To do:
Show each line in the listing below that contains the word "shortcut".

Data:
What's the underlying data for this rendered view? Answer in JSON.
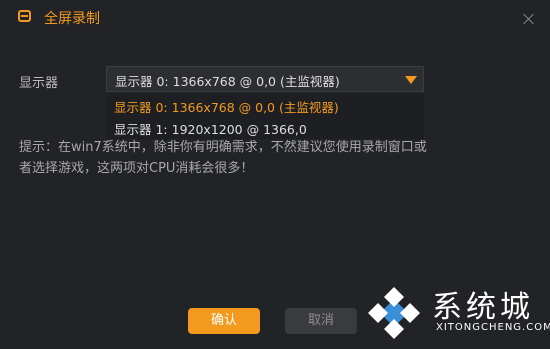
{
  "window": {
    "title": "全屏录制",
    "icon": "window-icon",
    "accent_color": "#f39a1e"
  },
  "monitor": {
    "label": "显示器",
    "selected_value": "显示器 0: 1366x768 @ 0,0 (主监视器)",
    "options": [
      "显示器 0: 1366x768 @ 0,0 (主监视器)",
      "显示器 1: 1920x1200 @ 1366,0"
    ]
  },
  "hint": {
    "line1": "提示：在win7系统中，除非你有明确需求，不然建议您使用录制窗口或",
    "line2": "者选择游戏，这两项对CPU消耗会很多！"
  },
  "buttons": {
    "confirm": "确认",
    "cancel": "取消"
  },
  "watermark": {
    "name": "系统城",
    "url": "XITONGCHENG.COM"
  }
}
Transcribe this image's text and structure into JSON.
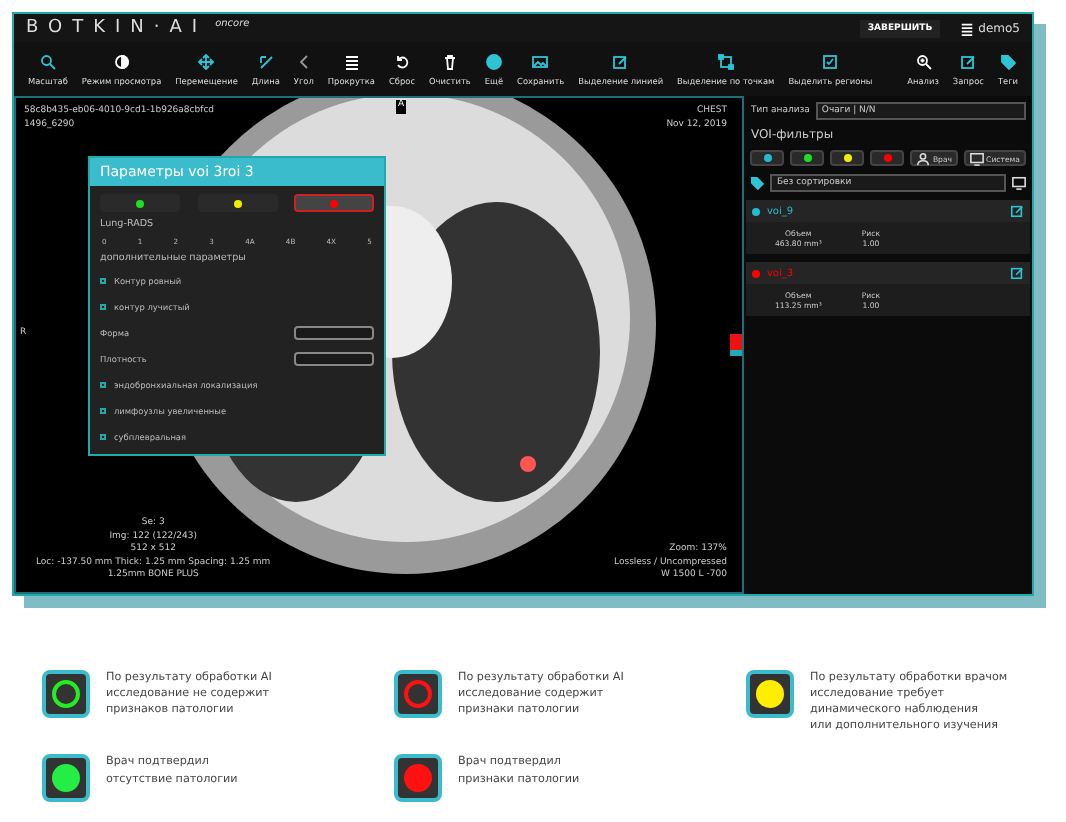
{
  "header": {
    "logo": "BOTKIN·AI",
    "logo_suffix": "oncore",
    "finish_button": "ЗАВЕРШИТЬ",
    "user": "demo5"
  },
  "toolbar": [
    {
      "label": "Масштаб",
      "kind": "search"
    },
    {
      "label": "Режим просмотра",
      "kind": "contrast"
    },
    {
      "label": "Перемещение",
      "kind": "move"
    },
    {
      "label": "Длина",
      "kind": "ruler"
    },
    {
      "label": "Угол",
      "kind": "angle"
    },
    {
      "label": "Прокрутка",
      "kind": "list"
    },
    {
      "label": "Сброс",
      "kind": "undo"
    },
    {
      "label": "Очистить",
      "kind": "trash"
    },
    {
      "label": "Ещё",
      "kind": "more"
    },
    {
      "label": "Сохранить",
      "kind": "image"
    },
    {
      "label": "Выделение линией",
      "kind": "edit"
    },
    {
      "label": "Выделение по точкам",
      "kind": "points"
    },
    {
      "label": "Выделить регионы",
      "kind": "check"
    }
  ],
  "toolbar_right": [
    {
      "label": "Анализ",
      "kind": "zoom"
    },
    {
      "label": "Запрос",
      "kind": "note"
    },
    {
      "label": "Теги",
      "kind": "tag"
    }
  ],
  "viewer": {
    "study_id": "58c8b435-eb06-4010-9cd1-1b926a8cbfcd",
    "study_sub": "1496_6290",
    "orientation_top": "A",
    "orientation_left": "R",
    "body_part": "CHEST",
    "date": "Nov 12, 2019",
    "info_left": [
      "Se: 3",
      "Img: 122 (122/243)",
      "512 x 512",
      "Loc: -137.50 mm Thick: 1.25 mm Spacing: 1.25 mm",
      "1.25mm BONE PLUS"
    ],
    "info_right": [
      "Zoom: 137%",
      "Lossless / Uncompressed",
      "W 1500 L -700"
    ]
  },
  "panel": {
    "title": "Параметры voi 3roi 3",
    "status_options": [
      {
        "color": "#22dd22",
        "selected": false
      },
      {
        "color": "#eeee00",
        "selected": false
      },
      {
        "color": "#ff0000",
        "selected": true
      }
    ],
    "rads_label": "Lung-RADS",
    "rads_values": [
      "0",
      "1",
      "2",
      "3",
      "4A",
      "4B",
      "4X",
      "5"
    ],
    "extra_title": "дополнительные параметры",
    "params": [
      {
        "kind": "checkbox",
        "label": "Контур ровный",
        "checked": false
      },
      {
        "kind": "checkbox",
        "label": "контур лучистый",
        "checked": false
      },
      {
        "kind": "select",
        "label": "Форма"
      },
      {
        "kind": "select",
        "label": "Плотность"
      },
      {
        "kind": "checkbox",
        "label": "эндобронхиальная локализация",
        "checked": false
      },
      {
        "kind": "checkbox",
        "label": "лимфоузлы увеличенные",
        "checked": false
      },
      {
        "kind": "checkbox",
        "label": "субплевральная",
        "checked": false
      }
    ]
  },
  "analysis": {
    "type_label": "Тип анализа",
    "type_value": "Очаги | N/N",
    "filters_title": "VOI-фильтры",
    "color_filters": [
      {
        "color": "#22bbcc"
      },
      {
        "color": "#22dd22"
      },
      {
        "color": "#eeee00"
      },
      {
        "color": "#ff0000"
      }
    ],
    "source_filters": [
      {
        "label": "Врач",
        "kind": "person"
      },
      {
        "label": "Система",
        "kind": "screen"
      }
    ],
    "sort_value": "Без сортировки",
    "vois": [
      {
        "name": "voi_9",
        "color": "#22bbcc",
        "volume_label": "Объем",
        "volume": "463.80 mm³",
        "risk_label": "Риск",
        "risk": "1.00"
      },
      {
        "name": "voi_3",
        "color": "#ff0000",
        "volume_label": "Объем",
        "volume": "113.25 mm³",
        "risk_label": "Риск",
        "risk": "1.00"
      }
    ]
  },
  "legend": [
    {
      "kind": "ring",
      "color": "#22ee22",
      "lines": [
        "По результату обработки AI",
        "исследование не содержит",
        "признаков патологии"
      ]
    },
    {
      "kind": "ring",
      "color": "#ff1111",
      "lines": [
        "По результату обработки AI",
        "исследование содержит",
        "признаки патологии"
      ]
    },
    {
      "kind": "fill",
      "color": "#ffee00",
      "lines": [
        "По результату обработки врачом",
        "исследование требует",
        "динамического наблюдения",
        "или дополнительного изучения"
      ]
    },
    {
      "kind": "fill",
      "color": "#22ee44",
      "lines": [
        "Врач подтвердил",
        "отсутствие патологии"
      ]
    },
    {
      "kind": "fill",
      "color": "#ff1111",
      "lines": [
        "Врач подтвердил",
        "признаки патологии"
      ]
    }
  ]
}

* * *

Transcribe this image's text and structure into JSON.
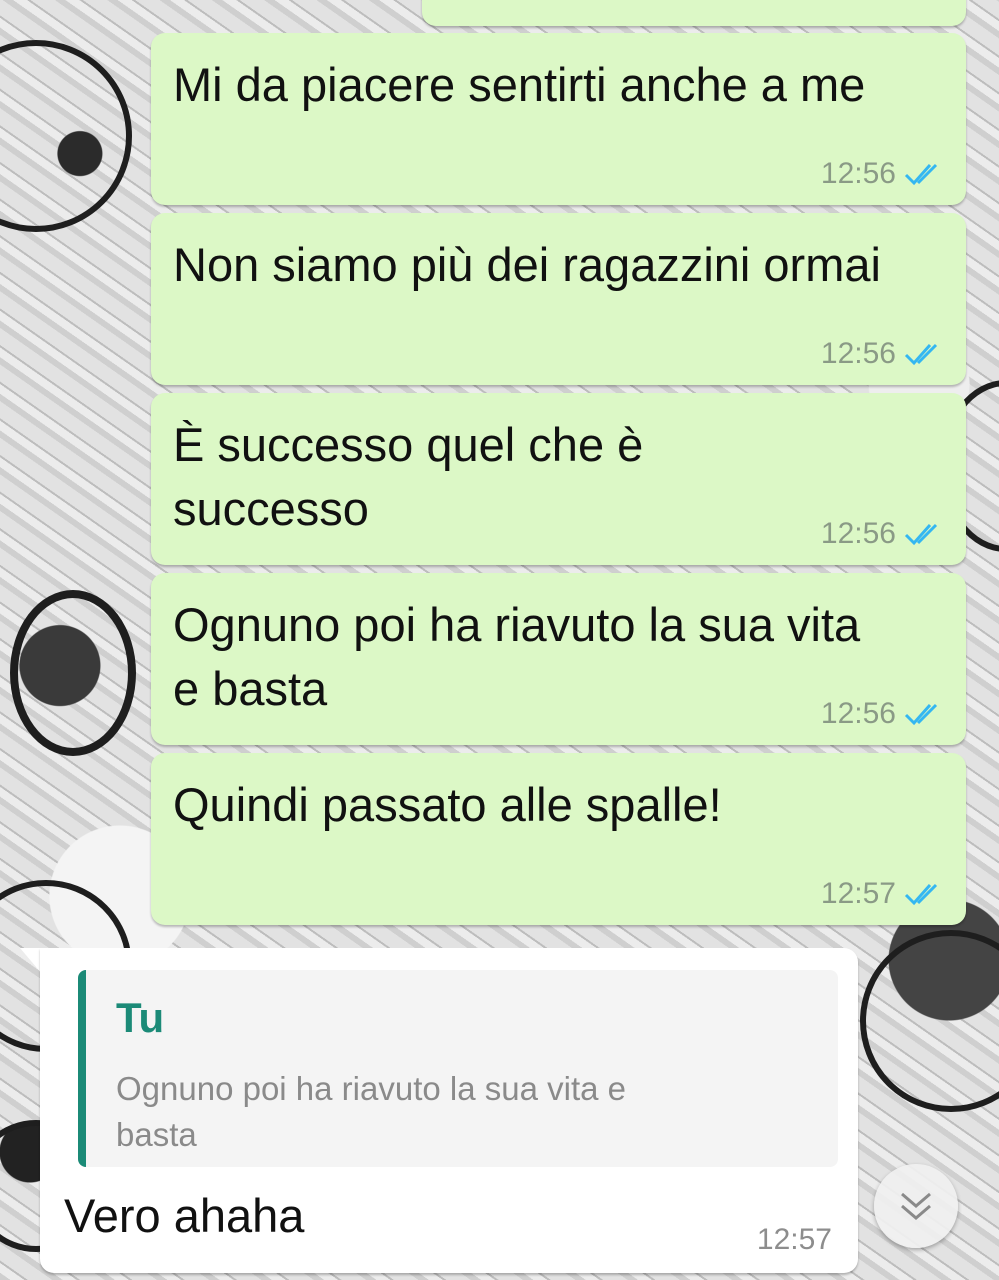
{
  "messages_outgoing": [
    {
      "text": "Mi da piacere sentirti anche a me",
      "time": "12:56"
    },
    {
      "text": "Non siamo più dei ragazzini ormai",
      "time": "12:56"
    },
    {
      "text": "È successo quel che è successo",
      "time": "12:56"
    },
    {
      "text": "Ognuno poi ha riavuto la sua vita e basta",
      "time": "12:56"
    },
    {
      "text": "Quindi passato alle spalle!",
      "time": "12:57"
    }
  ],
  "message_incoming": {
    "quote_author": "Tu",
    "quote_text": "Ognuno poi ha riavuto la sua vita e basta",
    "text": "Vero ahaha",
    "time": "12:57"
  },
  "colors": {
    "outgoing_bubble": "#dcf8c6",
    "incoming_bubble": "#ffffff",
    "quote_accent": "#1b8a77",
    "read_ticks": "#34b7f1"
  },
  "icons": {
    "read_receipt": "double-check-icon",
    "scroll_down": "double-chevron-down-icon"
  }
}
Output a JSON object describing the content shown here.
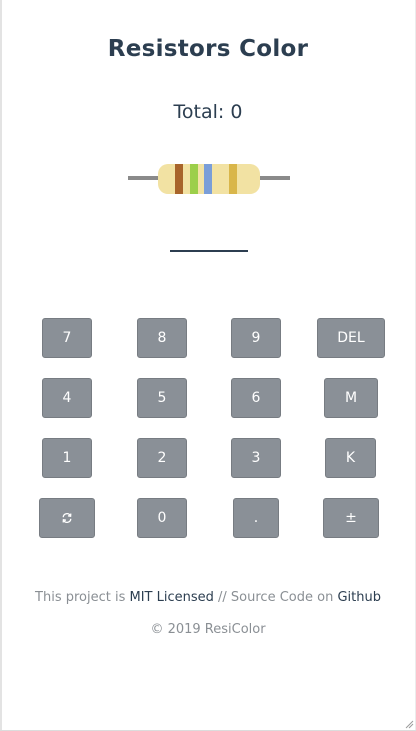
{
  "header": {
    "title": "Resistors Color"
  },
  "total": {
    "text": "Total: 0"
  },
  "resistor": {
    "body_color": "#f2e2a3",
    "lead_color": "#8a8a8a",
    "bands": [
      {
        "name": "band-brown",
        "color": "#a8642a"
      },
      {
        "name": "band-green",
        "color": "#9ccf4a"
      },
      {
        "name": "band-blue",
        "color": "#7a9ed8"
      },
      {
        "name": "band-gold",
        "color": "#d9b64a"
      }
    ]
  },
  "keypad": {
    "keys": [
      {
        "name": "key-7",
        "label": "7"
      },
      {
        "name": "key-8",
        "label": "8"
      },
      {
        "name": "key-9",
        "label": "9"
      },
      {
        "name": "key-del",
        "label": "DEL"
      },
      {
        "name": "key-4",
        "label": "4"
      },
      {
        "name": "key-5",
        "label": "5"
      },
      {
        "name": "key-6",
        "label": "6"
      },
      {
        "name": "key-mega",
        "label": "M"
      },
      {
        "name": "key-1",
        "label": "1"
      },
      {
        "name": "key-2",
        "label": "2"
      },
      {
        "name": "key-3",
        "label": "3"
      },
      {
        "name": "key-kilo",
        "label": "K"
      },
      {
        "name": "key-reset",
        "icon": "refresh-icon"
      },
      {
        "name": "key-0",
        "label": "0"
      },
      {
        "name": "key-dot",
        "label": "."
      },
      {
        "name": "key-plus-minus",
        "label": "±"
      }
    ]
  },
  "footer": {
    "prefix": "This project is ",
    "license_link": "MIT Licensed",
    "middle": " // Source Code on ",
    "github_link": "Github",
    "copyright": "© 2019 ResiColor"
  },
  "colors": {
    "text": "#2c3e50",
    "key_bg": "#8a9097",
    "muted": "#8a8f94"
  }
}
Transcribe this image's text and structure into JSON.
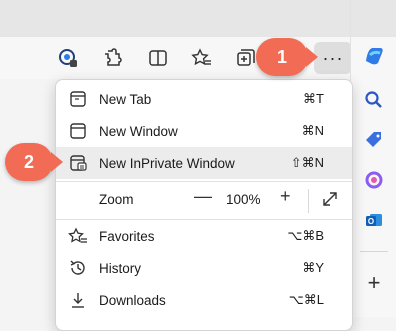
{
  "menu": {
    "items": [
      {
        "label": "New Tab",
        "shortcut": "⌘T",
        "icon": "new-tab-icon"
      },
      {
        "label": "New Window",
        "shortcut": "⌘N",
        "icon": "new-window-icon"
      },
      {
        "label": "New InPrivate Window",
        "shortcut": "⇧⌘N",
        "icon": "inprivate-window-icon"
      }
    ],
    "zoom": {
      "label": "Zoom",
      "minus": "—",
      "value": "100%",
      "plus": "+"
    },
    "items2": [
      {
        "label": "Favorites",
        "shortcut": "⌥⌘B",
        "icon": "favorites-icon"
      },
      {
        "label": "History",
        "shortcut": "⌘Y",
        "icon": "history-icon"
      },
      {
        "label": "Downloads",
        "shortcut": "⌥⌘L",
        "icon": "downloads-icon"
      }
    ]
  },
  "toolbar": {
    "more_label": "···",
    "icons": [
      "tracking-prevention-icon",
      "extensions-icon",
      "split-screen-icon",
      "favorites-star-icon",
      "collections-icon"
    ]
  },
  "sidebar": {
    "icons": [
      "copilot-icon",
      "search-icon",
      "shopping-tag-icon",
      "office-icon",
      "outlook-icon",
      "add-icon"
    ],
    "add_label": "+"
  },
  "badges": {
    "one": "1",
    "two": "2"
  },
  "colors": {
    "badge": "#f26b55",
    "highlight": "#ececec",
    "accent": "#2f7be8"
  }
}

Solved problem:
        "shortcut": "⌘T",
        "shortcut": "⌘N",
        "shortcut": "⇧⌘N",
        "shortcut": "⌥⌘B",
        "shortcut": "⌘Y",
        "shortcut": "⌥⌘L",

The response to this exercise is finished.